Iodine deficiency Fortification of salt with iodine occurred in 1924 when we were experiencing an epidemic of “goiters” or enlarged thyroid glands. Thyroids become enlarged in an effort to absorb more iodine from the bloodstream. Besides hypothyroidism and goiters, iodine deficiencies have been linked to mental retardation and neurodevelopmental disorders in children, mental and physical impairment in adults, increased risk of thyroid cancer, and some research suggests that there may be a link between iodine deficiency and fibrocystic breast disease.
Food sources Iodized salt, for the most part, is the main source of iodine in our diet. Table salt usage is decreasing and with our new dietary guidelines encouraging less table salt consumption, we are at risk of inadequate iodine intake. So, where else can we get iodine in the diet?
Why is Iodine so important? Iodine is a mineral that is essential for proper thyroid function. Iodine, when combined with the amino acid tyrosine, produces vital thyroid hormones that control our metabolism, enzyme and protein synthesis, and are essential in the development of the skeletal and central nervous systems of developing fetuses.
7 Foods Rich in Iodine
Sea vegetables – Sea vegetables, or seaweeds, are the kings of iodine – which makes sense, since iodine ions mainly concentrate in oceans and saltwater pools. Though all sea vegetables are rich in iodine, perhaps the greatest source is bladderwrack. 50 grams of dried bladderwrack contain over 100 percent of our recommended daily intake (RDI) of iodine.
Himalayan salt – Though many people meet their RDI of iodine through iodized table salt, I cannot recommend it since table salt (sodium chloride) is toxic to the human body, and the iodine with which it is fortified is inorganic and synthetic. Instead, favor real salt such as unrefined sea salt or – better yet – Himalayan salt. Half a gram of Himalayan salt contains a full spectrum of 84 trace minerals, including 250 micrograms of iodine (or 167 percent of our RDI). The great thing about real salt is that it can be added to almost any meal. Simply sprinkle it atop your food and you’ll never have to worry about iodine again.
Fish – Most fish and seafood are good sources of iodine.
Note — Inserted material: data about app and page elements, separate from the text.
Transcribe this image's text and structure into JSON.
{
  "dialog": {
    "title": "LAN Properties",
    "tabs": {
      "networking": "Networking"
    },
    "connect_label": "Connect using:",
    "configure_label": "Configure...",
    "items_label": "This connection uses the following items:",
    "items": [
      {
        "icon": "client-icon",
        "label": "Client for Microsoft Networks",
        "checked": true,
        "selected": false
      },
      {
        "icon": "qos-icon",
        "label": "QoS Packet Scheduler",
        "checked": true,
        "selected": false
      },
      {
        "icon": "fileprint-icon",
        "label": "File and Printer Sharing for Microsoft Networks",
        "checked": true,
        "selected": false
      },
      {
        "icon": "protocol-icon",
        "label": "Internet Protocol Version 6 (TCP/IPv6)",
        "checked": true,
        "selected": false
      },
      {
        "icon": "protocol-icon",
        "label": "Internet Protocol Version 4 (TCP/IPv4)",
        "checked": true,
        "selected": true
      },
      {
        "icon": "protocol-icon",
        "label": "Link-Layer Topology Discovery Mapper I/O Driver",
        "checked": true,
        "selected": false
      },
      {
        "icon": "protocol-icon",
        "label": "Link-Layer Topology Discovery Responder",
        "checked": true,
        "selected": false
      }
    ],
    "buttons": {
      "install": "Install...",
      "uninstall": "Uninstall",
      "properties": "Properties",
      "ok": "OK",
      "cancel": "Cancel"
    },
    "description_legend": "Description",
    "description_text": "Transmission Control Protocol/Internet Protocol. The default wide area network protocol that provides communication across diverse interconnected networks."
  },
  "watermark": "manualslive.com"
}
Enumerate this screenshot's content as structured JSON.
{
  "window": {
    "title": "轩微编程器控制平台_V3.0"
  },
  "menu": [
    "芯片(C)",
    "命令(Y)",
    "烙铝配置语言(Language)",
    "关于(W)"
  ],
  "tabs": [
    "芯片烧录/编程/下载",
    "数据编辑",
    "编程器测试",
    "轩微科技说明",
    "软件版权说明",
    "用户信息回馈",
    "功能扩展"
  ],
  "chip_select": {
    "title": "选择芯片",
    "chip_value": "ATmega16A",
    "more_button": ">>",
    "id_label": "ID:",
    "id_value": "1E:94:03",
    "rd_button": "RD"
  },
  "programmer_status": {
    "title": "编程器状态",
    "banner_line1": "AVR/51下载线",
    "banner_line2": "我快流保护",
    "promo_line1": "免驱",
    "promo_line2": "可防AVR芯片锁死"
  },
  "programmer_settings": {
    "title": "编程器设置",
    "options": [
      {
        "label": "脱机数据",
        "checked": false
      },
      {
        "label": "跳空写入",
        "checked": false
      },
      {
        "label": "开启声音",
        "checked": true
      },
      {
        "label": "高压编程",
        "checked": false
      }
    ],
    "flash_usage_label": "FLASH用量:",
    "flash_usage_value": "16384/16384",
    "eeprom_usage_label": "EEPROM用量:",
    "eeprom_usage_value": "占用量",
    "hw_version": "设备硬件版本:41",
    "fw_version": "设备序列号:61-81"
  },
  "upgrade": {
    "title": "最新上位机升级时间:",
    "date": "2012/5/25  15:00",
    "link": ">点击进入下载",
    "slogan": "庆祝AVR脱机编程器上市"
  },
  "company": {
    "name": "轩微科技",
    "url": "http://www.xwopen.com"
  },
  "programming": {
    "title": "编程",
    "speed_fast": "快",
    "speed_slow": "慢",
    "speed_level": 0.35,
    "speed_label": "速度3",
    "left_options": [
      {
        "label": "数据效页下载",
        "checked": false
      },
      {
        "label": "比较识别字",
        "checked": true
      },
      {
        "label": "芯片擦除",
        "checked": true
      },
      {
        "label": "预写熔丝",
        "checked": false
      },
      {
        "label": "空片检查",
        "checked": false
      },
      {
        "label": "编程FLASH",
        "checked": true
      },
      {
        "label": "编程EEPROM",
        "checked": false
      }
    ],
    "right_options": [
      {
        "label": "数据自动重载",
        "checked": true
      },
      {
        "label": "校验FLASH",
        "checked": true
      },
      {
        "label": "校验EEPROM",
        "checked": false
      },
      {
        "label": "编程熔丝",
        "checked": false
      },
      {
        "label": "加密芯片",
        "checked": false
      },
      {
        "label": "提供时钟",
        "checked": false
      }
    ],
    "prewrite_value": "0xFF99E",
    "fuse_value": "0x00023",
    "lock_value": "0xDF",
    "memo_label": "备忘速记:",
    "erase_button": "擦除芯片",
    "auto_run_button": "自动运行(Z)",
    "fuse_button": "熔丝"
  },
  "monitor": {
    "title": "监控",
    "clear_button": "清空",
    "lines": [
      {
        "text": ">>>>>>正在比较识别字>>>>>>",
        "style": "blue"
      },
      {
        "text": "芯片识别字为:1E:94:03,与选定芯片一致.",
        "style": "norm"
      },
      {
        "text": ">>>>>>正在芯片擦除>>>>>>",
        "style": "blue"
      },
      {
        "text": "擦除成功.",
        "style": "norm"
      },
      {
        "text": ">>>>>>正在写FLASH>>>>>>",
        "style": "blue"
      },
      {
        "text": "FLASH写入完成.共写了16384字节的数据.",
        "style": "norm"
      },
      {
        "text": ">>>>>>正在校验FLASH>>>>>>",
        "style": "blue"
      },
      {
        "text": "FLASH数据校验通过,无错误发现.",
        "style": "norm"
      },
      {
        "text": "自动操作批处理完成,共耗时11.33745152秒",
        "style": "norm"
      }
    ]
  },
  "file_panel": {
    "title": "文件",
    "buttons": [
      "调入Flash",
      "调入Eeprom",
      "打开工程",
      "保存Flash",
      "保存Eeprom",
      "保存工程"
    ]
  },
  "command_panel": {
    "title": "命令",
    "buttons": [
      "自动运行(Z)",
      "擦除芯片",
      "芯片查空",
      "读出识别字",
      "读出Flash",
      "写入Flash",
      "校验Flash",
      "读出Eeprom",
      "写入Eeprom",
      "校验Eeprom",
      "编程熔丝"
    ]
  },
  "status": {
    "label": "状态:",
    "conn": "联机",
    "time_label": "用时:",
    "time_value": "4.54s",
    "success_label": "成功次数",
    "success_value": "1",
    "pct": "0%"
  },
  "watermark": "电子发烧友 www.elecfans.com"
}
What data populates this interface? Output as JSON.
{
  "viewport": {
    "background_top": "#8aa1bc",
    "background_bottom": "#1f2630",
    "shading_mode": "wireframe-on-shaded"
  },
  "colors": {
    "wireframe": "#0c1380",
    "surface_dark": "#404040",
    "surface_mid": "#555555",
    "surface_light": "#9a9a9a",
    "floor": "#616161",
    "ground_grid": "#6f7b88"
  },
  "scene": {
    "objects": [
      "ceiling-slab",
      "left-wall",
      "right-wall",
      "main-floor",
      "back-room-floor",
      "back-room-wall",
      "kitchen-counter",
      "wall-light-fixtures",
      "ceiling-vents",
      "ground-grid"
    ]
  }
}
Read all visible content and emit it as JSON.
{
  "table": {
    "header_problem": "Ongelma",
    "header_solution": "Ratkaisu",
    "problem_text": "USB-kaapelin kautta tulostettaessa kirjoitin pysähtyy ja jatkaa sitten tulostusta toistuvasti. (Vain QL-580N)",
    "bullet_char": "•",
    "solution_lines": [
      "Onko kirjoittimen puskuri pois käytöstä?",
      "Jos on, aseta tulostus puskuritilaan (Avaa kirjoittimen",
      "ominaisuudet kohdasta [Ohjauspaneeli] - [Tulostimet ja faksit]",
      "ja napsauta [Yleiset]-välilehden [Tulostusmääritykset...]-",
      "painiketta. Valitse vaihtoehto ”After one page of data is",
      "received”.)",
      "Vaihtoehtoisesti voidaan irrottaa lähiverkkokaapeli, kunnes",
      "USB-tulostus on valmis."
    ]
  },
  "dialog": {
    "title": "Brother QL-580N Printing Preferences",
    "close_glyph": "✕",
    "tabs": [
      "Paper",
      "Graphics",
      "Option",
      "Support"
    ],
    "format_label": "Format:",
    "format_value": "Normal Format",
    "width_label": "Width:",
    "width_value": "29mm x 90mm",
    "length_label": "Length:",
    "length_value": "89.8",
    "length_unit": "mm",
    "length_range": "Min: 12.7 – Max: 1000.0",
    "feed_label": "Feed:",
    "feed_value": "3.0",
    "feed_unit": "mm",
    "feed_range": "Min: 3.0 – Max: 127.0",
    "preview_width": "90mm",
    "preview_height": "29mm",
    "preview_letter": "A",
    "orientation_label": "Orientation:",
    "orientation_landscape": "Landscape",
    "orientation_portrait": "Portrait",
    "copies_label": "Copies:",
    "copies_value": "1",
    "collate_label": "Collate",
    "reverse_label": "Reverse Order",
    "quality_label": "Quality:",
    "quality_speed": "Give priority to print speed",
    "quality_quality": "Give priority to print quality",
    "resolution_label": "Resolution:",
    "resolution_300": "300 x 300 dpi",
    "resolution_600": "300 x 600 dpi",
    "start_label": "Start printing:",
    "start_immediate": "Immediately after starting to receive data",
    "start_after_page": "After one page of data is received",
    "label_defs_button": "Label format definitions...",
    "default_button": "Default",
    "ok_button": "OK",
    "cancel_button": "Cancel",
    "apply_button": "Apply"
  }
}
One three-ounce serving of cod, for instance, provides us with 99 micrograms of iodine (or 66 percent of our RDI). Another great source is shrimp (three-ounces provides us with 23 percent of our RDI). Even processed fish foods such as Fish Sticks and Fish Fingers contain small amounts of iodine, though I don’t recommend them for obvious reasons.
Baked potatoes – Baked potatoes are one of the best land-based source of iodine, but please remember that soil quality plays an important role here. Generally speaking, one medium-sized baked potato with skin contains approximately 60 micrograms of iodine, or 40 percent of our RDI. Organically-farmed potatoes, grown on nutrient-rich soil, often contain more.
Plain yogurt – Though yogurt is best-known for its calcium and protein content, this curdled milk product is also surprisingly rich in iodine. One cup of yogurt provides us with 90 micrograms of it, or 60 percent of our RDI. For comparison, one cup of milk contains 56 micrograms of iodine.
Navy beans – Beans are highly nutritious, and can be found in many “foods richest in” lists. Iodine is no exception. Half a cup of cooked navy beans, for example, provides us with 32 micrograms of iodine, or 21 percent of our RDI. Other good sources include lima beans, string beans, and soybeans.
Other decent sources of iodine include turkey breasts, boiled eggs, dried prunes, strawberries, and cranberries.